----- Data provided
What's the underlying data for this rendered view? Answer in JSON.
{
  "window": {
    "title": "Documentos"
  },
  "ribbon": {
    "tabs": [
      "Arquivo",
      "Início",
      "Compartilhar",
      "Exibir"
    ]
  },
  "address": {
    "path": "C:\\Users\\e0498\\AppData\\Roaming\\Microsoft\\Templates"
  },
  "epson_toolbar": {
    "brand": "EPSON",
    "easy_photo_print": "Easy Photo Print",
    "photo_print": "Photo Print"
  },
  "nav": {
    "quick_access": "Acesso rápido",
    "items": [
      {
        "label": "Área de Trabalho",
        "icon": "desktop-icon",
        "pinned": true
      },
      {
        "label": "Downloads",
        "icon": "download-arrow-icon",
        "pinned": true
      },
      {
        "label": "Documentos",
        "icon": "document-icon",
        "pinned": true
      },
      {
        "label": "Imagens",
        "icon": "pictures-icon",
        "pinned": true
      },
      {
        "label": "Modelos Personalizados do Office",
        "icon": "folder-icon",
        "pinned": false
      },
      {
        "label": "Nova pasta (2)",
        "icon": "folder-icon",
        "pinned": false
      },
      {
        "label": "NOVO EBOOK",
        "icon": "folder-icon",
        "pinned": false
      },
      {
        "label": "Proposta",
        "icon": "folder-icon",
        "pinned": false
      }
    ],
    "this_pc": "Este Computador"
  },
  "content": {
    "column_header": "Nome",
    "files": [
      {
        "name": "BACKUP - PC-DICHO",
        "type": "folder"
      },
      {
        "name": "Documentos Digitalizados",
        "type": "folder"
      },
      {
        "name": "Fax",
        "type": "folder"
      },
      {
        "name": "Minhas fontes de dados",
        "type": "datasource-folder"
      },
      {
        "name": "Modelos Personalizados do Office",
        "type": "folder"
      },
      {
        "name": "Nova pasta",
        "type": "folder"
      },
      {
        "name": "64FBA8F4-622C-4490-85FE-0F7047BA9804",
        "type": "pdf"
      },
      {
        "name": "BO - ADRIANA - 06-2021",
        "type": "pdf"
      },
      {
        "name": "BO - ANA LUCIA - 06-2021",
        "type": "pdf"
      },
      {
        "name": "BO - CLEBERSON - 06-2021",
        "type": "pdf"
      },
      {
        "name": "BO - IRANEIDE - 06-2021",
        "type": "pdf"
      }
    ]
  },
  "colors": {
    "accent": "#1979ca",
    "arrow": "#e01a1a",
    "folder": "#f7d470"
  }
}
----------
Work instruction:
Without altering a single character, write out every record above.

Answer space:
What's the underlying data for this rendered view? Answer in JSON.
{
  "window": {
    "title": "Documentos"
  },
  "ribbon": {
    "tabs": [
      "Arquivo",
      "Início",
      "Compartilhar",
      "Exibir"
    ]
  },
  "address": {
    "path": "C:\\Users\\e0498\\AppData\\Roaming\\Microsoft\\Templates"
  },
  "epson_toolbar": {
    "brand": "EPSON",
    "easy_photo_print": "Easy Photo Print",
    "photo_print": "Photo Print"
  },
  "nav": {
    "quick_access": "Acesso rápido",
    "items": [
      {
        "label": "Área de Trabalho",
        "icon": "desktop-icon",
        "pinned": true
      },
      {
        "label": "Downloads",
        "icon": "download-arrow-icon",
        "pinned": true
      },
      {
        "label": "Documentos",
        "icon": "document-icon",
        "pinned": true
      },
      {
        "label": "Imagens",
        "icon": "pictures-icon",
        "pinned": true
      },
      {
        "label": "Modelos Personalizados do Office",
        "icon": "folder-icon",
        "pinned": false
      },
      {
        "label": "Nova pasta (2)",
        "icon": "folder-icon",
        "pinned": false
      },
      {
        "label": "NOVO EBOOK",
        "icon": "folder-icon",
        "pinned": false
      },
      {
        "label": "Proposta",
        "icon": "folder-icon",
        "pinned": false
      }
    ],
    "this_pc": "Este Computador"
  },
  "content": {
    "column_header": "Nome",
    "files": [
      {
        "name": "BACKUP - PC-DICHO",
        "type": "folder"
      },
      {
        "name": "Documentos Digitalizados",
        "type": "folder"
      },
      {
        "name": "Fax",
        "type": "folder"
      },
      {
        "name": "Minhas fontes de dados",
        "type": "datasource-folder"
      },
      {
        "name": "Modelos Personalizados do Office",
        "type": "folder"
      },
      {
        "name": "Nova pasta",
        "type": "folder"
      },
      {
        "name": "64FBA8F4-622C-4490-85FE-0F7047BA9804",
        "type": "pdf"
      },
      {
        "name": "BO - ADRIANA - 06-2021",
        "type": "pdf"
      },
      {
        "name": "BO - ANA LUCIA - 06-2021",
        "type": "pdf"
      },
      {
        "name": "BO - CLEBERSON - 06-2021",
        "type": "pdf"
      },
      {
        "name": "BO - IRANEIDE - 06-2021",
        "type": "pdf"
      }
    ]
  },
  "colors": {
    "accent": "#1979ca",
    "arrow": "#e01a1a",
    "folder": "#f7d470"
  }
}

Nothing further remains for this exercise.